══ Available data ══

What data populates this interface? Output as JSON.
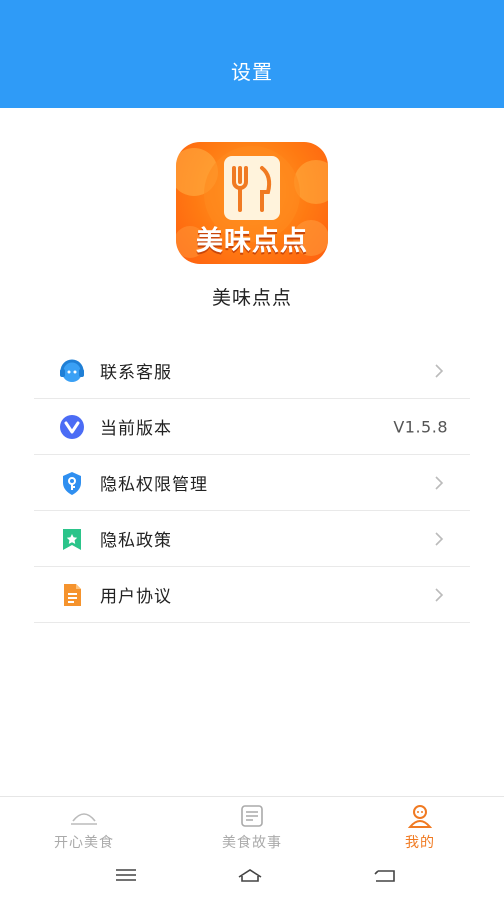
{
  "header": {
    "title": "设置"
  },
  "app": {
    "logo_text": "美味点点",
    "name": "美味点点"
  },
  "menu": [
    {
      "label": "联系客服",
      "icon": "headset-icon"
    },
    {
      "label": "当前版本",
      "icon": "version-icon",
      "value": "V1.5.8"
    },
    {
      "label": "隐私权限管理",
      "icon": "shield-key-icon"
    },
    {
      "label": "隐私政策",
      "icon": "bookmark-star-icon"
    },
    {
      "label": "用户协议",
      "icon": "document-icon"
    }
  ],
  "tabs": [
    {
      "label": "开心美食",
      "icon": "home-icon",
      "active": false
    },
    {
      "label": "美食故事",
      "icon": "list-icon",
      "active": false
    },
    {
      "label": "我的",
      "icon": "profile-icon",
      "active": true
    }
  ],
  "colors": {
    "header": "#2f9bf7",
    "accent": "#f07a22",
    "logo": "#ff7a12"
  }
}
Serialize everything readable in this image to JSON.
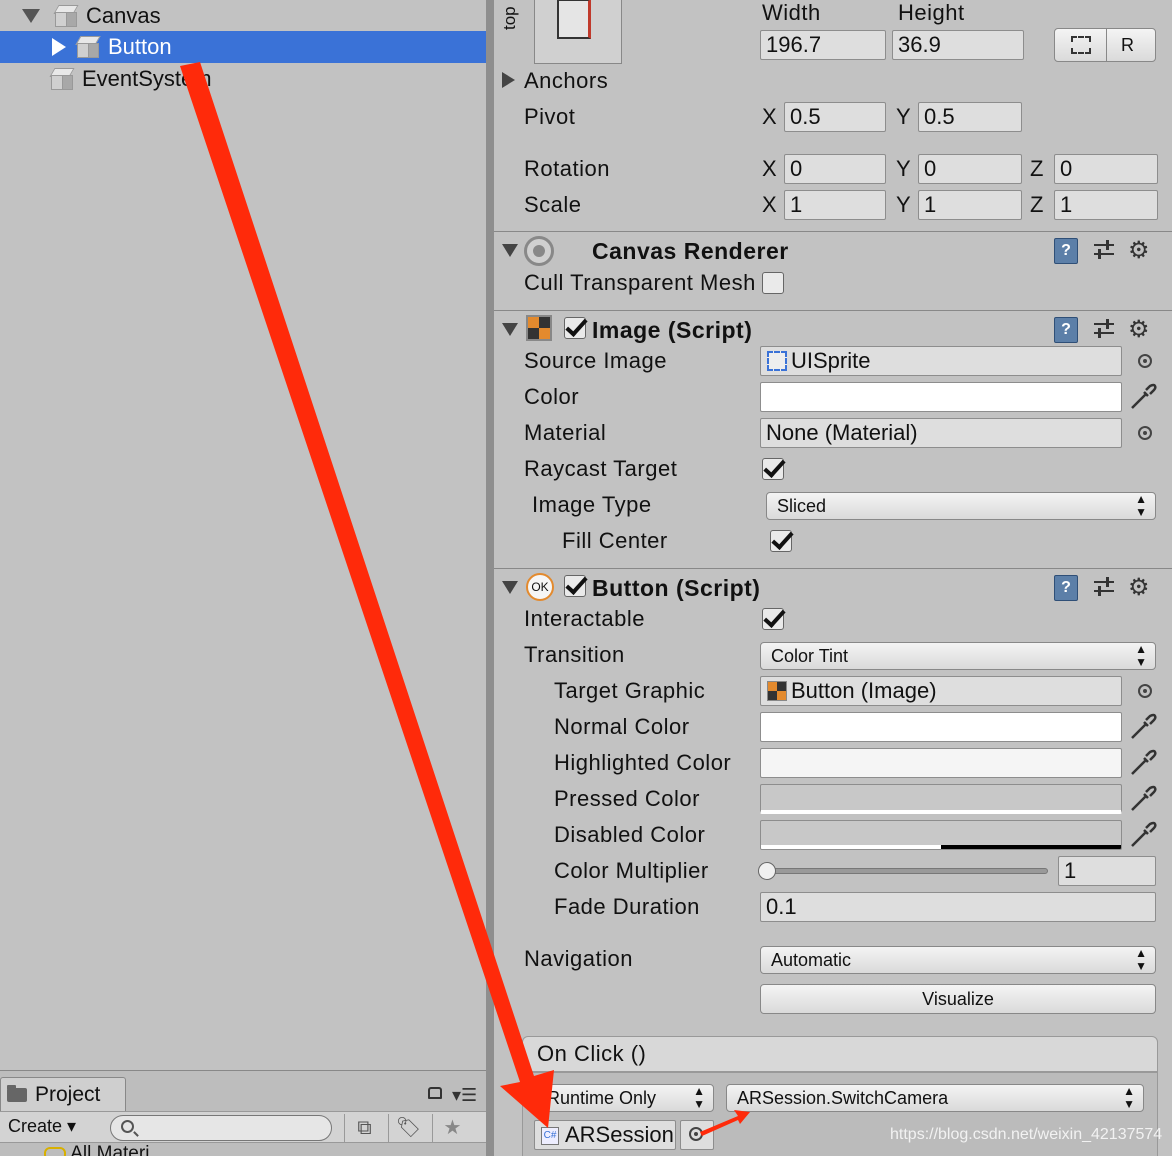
{
  "hierarchy": {
    "items": [
      {
        "label": "Canvas"
      },
      {
        "label": "Button"
      },
      {
        "label": "EventSystem"
      }
    ]
  },
  "project": {
    "tab_label": "Project",
    "create_label": "Create",
    "folder_label": "All Materi"
  },
  "rect_transform": {
    "anchor_preset_label": "top",
    "width_label": "Width",
    "height_label": "Height",
    "width_value": "196.7",
    "height_value": "36.9",
    "raw_edit_label": "R",
    "anchors_label": "Anchors",
    "pivot_label": "Pivot",
    "pivot_x": "0.5",
    "pivot_y": "0.5",
    "rotation_label": "Rotation",
    "rotation_x": "0",
    "rotation_y": "0",
    "rotation_z": "0",
    "scale_label": "Scale",
    "scale_x": "1",
    "scale_y": "1",
    "scale_z": "1",
    "axis_x": "X",
    "axis_y": "Y",
    "axis_z": "Z"
  },
  "canvas_renderer": {
    "title": "Canvas Renderer",
    "cull_label": "Cull Transparent Mesh"
  },
  "image_script": {
    "title": "Image (Script)",
    "source_image_label": "Source Image",
    "source_image_value": "UISprite",
    "color_label": "Color",
    "material_label": "Material",
    "material_value": "None (Material)",
    "raycast_label": "Raycast Target",
    "image_type_label": "Image Type",
    "image_type_value": "Sliced",
    "fill_center_label": "Fill Center"
  },
  "button_script": {
    "title": "Button (Script)",
    "ok_icon_text": "OK",
    "interactable_label": "Interactable",
    "transition_label": "Transition",
    "transition_value": "Color Tint",
    "target_graphic_label": "Target Graphic",
    "target_graphic_value": "Button (Image)",
    "normal_color_label": "Normal Color",
    "highlighted_color_label": "Highlighted Color",
    "pressed_color_label": "Pressed Color",
    "disabled_color_label": "Disabled Color",
    "color_multiplier_label": "Color Multiplier",
    "color_multiplier_value": "1",
    "color_multiplier_slider": 0,
    "fade_duration_label": "Fade Duration",
    "fade_duration_value": "0.1",
    "navigation_label": "Navigation",
    "navigation_value": "Automatic",
    "visualize_label": "Visualize",
    "help_icon_text": "?"
  },
  "on_click": {
    "title": "On Click ()",
    "runtime_value": "Runtime Only",
    "function_value": "ARSession.SwitchCamera",
    "object_value": "ARSession",
    "script_icon_text": "C#"
  },
  "watermark": "https://blog.csdn.net/weixin_42137574",
  "colors": {
    "selection": "#3a72d7",
    "annotation_arrow": "#ff2a0a",
    "panel_bg": "#c2c2c2"
  }
}
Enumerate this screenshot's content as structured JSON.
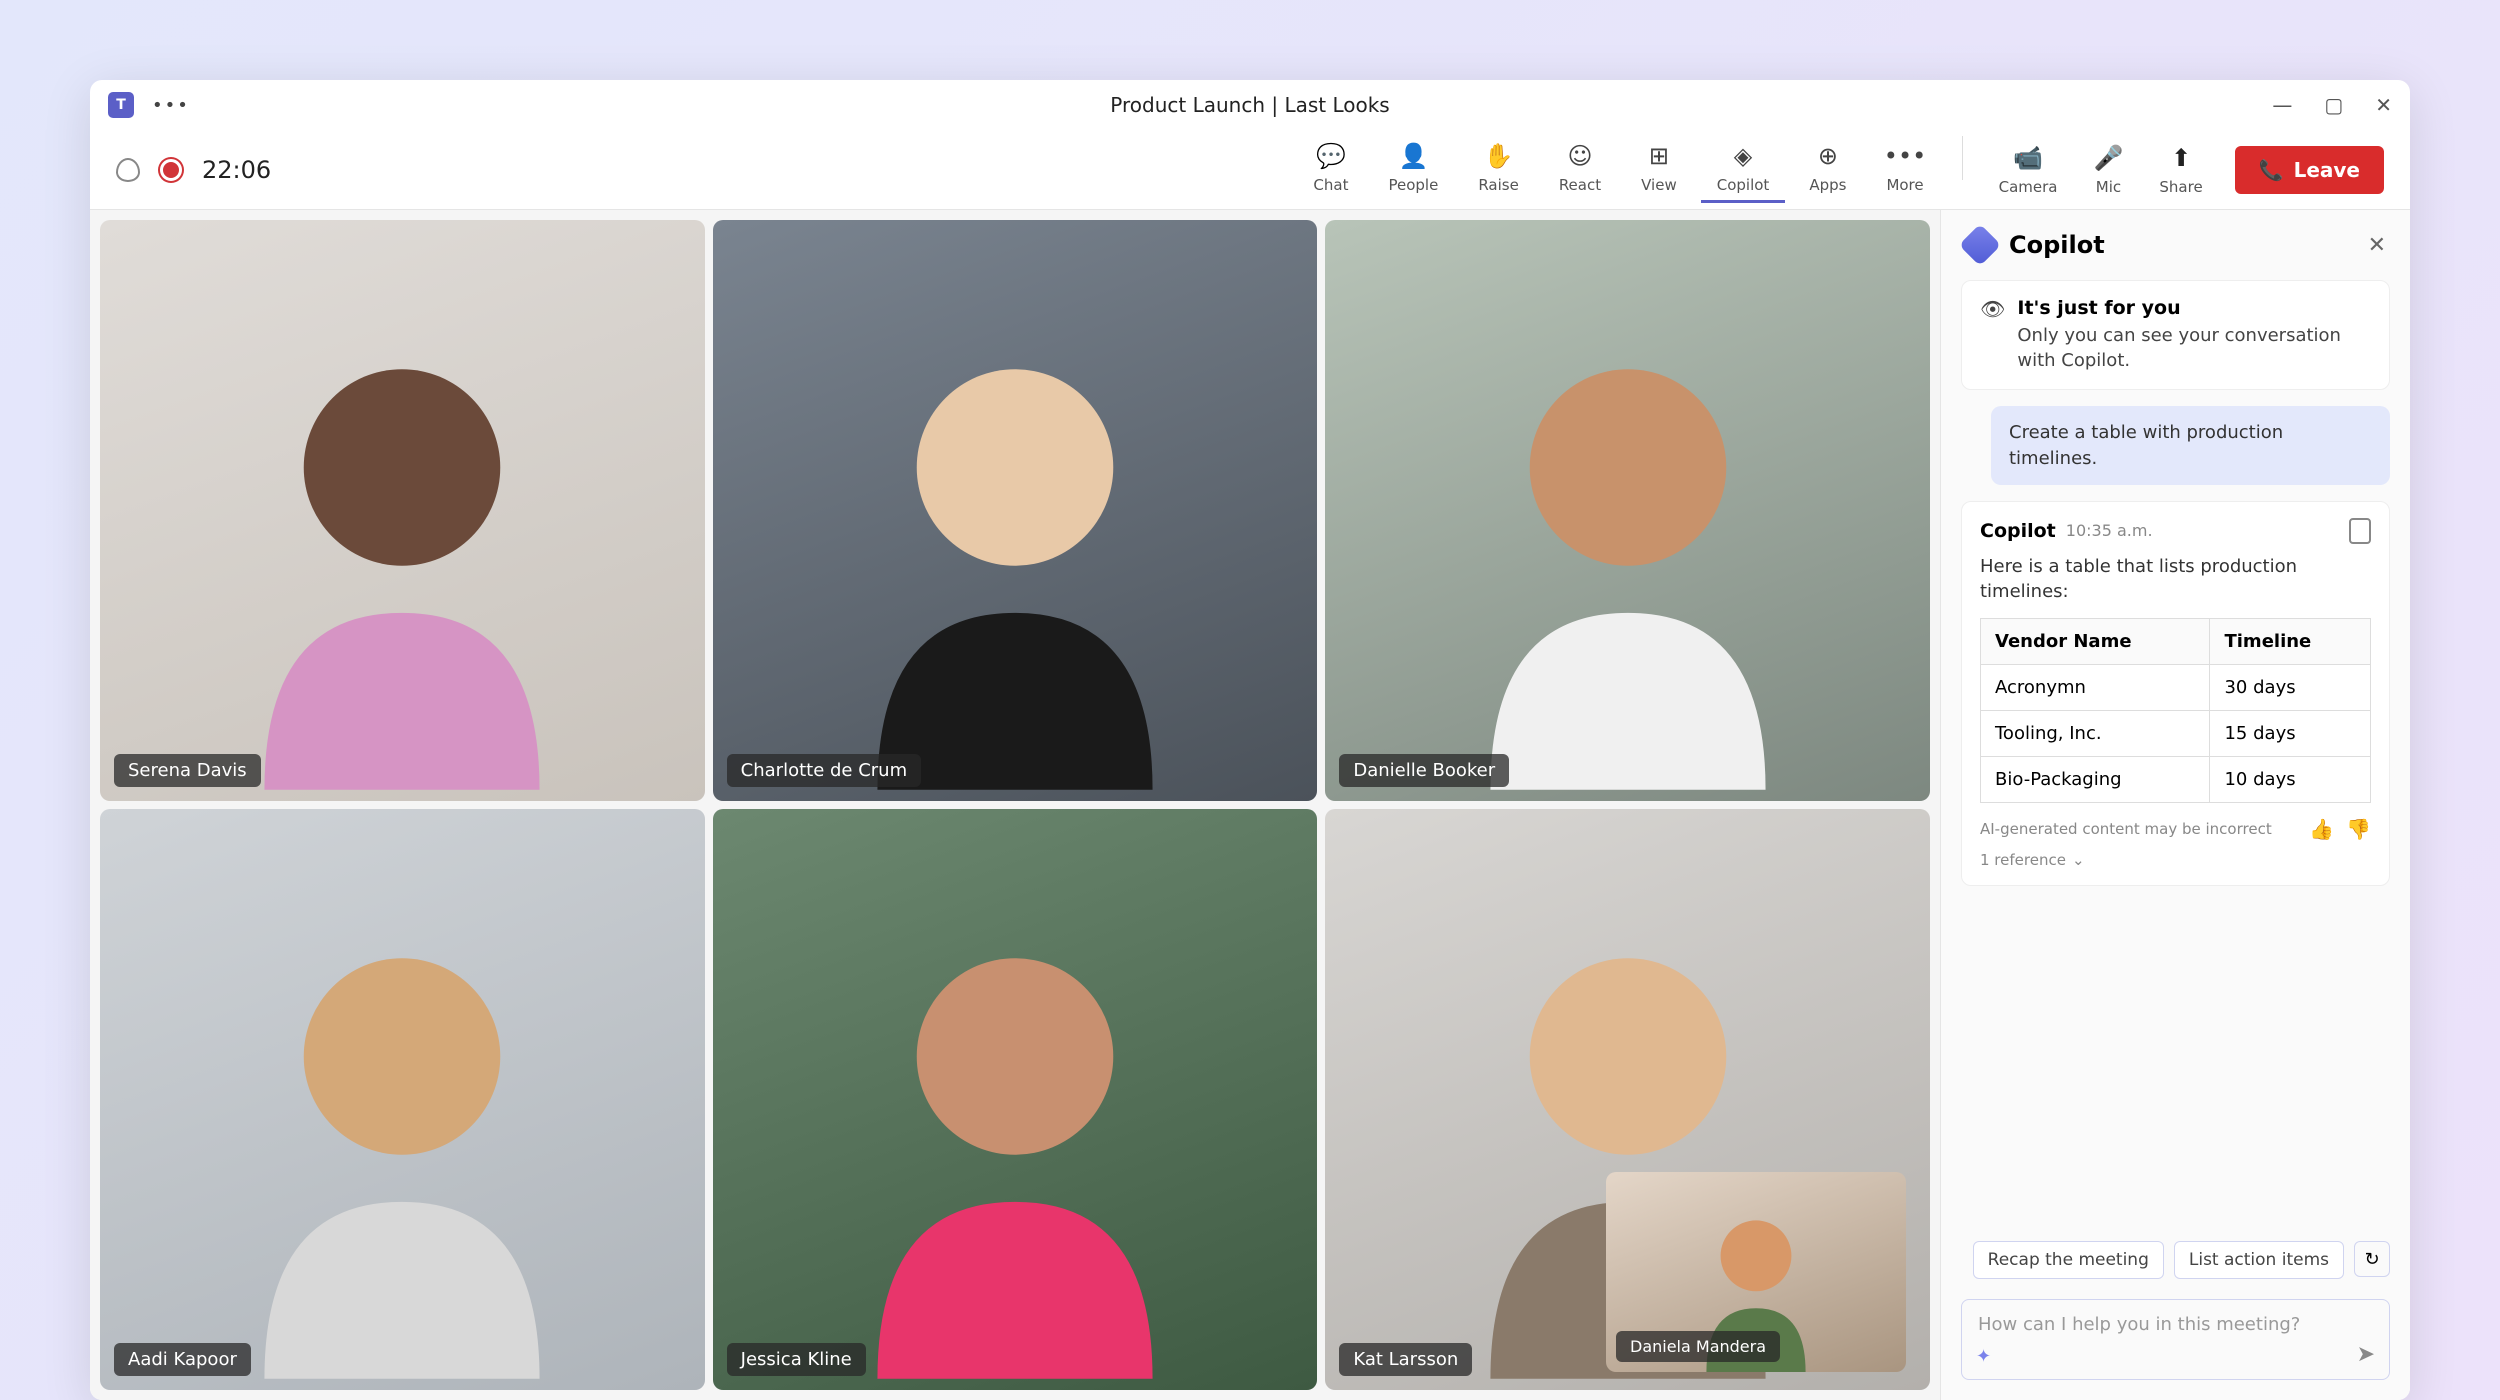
{
  "titlebar": {
    "meeting_title": "Product Launch | Last Looks"
  },
  "toolbar": {
    "timer": "22:06",
    "items": {
      "chat": "Chat",
      "people": "People",
      "raise": "Raise",
      "react": "React",
      "view": "View",
      "copilot": "Copilot",
      "apps": "Apps",
      "more": "More"
    },
    "devices": {
      "camera": "Camera",
      "mic": "Mic",
      "share": "Share"
    },
    "leave_label": "Leave"
  },
  "participants": {
    "p1": "Serena Davis",
    "p2": "Charlotte de Crum",
    "p3": "Danielle Booker",
    "p4": "Aadi Kapoor",
    "p5": "Jessica Kline",
    "p6": "Kat Larsson",
    "pip": "Daniela Mandera"
  },
  "copilot": {
    "title": "Copilot",
    "notice": {
      "title": "It's just for you",
      "text": "Only you can see your conversation with Copilot."
    },
    "user_message": "Create a table with production timelines.",
    "response": {
      "name": "Copilot",
      "time": "10:35 a.m.",
      "intro": "Here is a table that lists production timelines:",
      "headers": {
        "col1": "Vendor Name",
        "col2": "Timeline"
      },
      "rows": [
        {
          "vendor": "Acronymn",
          "timeline": "30 days"
        },
        {
          "vendor": "Tooling, Inc.",
          "timeline": "15 days"
        },
        {
          "vendor": "Bio-Packaging",
          "timeline": "10 days"
        }
      ],
      "disclaimer": "AI-generated content may be incorrect",
      "reference": "1 reference"
    },
    "suggestions": {
      "s1": "Recap the meeting",
      "s2": "List action items"
    },
    "input_placeholder": "How can I help you in this meeting?"
  }
}
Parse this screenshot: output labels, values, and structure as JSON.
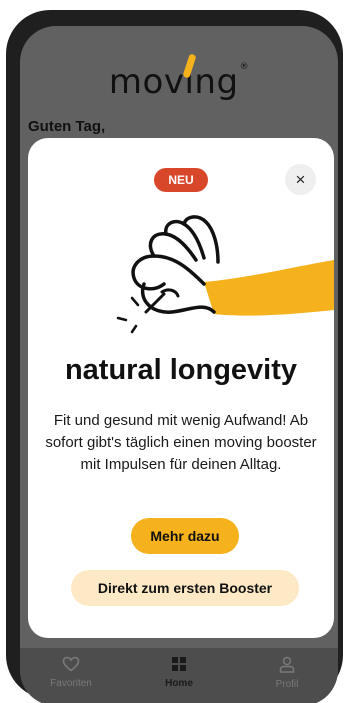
{
  "app": {
    "logo_text_before": "mov",
    "logo_text_i": "i",
    "logo_text_after": "ng",
    "logo_mark": "®",
    "greeting": "Guten Tag,"
  },
  "modal": {
    "badge": "NEU",
    "close_label": "×",
    "title": "natural longevity",
    "description": "Fit und gesund mit wenig Aufwand! Ab sofort gibt's täglich einen moving booster mit Impulsen für deinen Alltag.",
    "primary_button": "Mehr dazu",
    "secondary_button": "Direkt zum ersten Booster",
    "illustration": "hand-snap-icon"
  },
  "tabbar": {
    "items": [
      {
        "label": "Favoriten",
        "icon": "heart-icon",
        "active": false
      },
      {
        "label": "Home",
        "icon": "grid-icon",
        "active": true
      },
      {
        "label": "Profil",
        "icon": "person-icon",
        "active": false
      }
    ]
  },
  "colors": {
    "accent": "#f6b21c",
    "badge": "#d9472b",
    "secondary_button": "#fde9c6",
    "overlay": "#616161"
  }
}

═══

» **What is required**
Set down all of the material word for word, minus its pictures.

» **Answer below**
What data populates this interface? Output as JSON.
{
  "header": {
    "title": "设置"
  },
  "app": {
    "logo_text": "美味点点",
    "name": "美味点点"
  },
  "menu": [
    {
      "label": "联系客服",
      "icon": "headset-icon"
    },
    {
      "label": "当前版本",
      "icon": "version-icon",
      "value": "V1.5.8"
    },
    {
      "label": "隐私权限管理",
      "icon": "shield-key-icon"
    },
    {
      "label": "隐私政策",
      "icon": "bookmark-star-icon"
    },
    {
      "label": "用户协议",
      "icon": "document-icon"
    }
  ],
  "tabs": [
    {
      "label": "开心美食",
      "icon": "home-icon",
      "active": false
    },
    {
      "label": "美食故事",
      "icon": "list-icon",
      "active": false
    },
    {
      "label": "我的",
      "icon": "profile-icon",
      "active": true
    }
  ],
  "colors": {
    "header": "#2f9bf7",
    "accent": "#f07a22",
    "logo": "#ff7a12"
  }
}
Serialize everything readable in this image to JSON.
{
  "hierarchy": {
    "items": [
      {
        "label": "Canvas"
      },
      {
        "label": "Button"
      },
      {
        "label": "EventSystem"
      }
    ]
  },
  "project": {
    "tab_label": "Project",
    "create_label": "Create",
    "folder_label": "All Materi"
  },
  "rect_transform": {
    "anchor_preset_label": "top",
    "width_label": "Width",
    "height_label": "Height",
    "width_value": "196.7",
    "height_value": "36.9",
    "raw_edit_label": "R",
    "anchors_label": "Anchors",
    "pivot_label": "Pivot",
    "pivot_x": "0.5",
    "pivot_y": "0.5",
    "rotation_label": "Rotation",
    "rotation_x": "0",
    "rotation_y": "0",
    "rotation_z": "0",
    "scale_label": "Scale",
    "scale_x": "1",
    "scale_y": "1",
    "scale_z": "1",
    "axis_x": "X",
    "axis_y": "Y",
    "axis_z": "Z"
  },
  "canvas_renderer": {
    "title": "Canvas Renderer",
    "cull_label": "Cull Transparent Mesh"
  },
  "image_script": {
    "title": "Image (Script)",
    "source_image_label": "Source Image",
    "source_image_value": "UISprite",
    "color_label": "Color",
    "material_label": "Material",
    "material_value": "None (Material)",
    "raycast_label": "Raycast Target",
    "image_type_label": "Image Type",
    "image_type_value": "Sliced",
    "fill_center_label": "Fill Center"
  },
  "button_script": {
    "title": "Button (Script)",
    "ok_icon_text": "OK",
    "interactable_label": "Interactable",
    "transition_label": "Transition",
    "transition_value": "Color Tint",
    "target_graphic_label": "Target Graphic",
    "target_graphic_value": "Button (Image)",
    "normal_color_label": "Normal Color",
    "highlighted_color_label": "Highlighted Color",
    "pressed_color_label": "Pressed Color",
    "disabled_color_label": "Disabled Color",
    "color_multiplier_label": "Color Multiplier",
    "color_multiplier_value": "1",
    "color_multiplier_slider": 0,
    "fade_duration_label": "Fade Duration",
    "fade_duration_value": "0.1",
    "navigation_label": "Navigation",
    "navigation_value": "Automatic",
    "visualize_label": "Visualize",
    "help_icon_text": "?"
  },
  "on_click": {
    "title": "On Click ()",
    "runtime_value": "Runtime Only",
    "function_value": "ARSession.SwitchCamera",
    "object_value": "ARSession",
    "script_icon_text": "C#"
  },
  "watermark": "https://blog.csdn.net/weixin_42137574",
  "colors": {
    "selection": "#3a72d7",
    "annotation_arrow": "#ff2a0a",
    "panel_bg": "#c2c2c2"
  }
}
Enumerate this screenshot's content as structured JSON.
{
  "titlebar": {
    "meeting_title": "Product Launch | Last Looks"
  },
  "toolbar": {
    "timer": "22:06",
    "items": {
      "chat": "Chat",
      "people": "People",
      "raise": "Raise",
      "react": "React",
      "view": "View",
      "copilot": "Copilot",
      "apps": "Apps",
      "more": "More"
    },
    "devices": {
      "camera": "Camera",
      "mic": "Mic",
      "share": "Share"
    },
    "leave_label": "Leave"
  },
  "participants": {
    "p1": "Serena Davis",
    "p2": "Charlotte de Crum",
    "p3": "Danielle Booker",
    "p4": "Aadi Kapoor",
    "p5": "Jessica Kline",
    "p6": "Kat Larsson",
    "pip": "Daniela Mandera"
  },
  "copilot": {
    "title": "Copilot",
    "notice": {
      "title": "It's just for you",
      "text": "Only you can see your conversation with Copilot."
    },
    "user_message": "Create a table with production timelines.",
    "response": {
      "name": "Copilot",
      "time": "10:35 a.m.",
      "intro": "Here is a table that lists production timelines:",
      "headers": {
        "col1": "Vendor Name",
        "col2": "Timeline"
      },
      "rows": [
        {
          "vendor": "Acronymn",
          "timeline": "30 days"
        },
        {
          "vendor": "Tooling, Inc.",
          "timeline": "15 days"
        },
        {
          "vendor": "Bio-Packaging",
          "timeline": "10 days"
        }
      ],
      "disclaimer": "AI-generated content may be incorrect",
      "reference": "1 reference"
    },
    "suggestions": {
      "s1": "Recap the meeting",
      "s2": "List action items"
    },
    "input_placeholder": "How can I help you in this meeting?"
  }
}
Parse this screenshot: output labels, values, and structure as JSON.
{
  "app": {
    "logo_text_before": "mov",
    "logo_text_i": "i",
    "logo_text_after": "ng",
    "logo_mark": "®",
    "greeting": "Guten Tag,"
  },
  "modal": {
    "badge": "NEU",
    "close_label": "×",
    "title": "natural longevity",
    "description": "Fit und gesund mit wenig Aufwand! Ab sofort gibt's täglich einen moving booster mit Impulsen für deinen Alltag.",
    "primary_button": "Mehr dazu",
    "secondary_button": "Direkt zum ersten Booster",
    "illustration": "hand-snap-icon"
  },
  "tabbar": {
    "items": [
      {
        "label": "Favoriten",
        "icon": "heart-icon",
        "active": false
      },
      {
        "label": "Home",
        "icon": "grid-icon",
        "active": true
      },
      {
        "label": "Profil",
        "icon": "person-icon",
        "active": false
      }
    ]
  },
  "colors": {
    "accent": "#f6b21c",
    "badge": "#d9472b",
    "secondary_button": "#fde9c6",
    "overlay": "#616161"
  }
}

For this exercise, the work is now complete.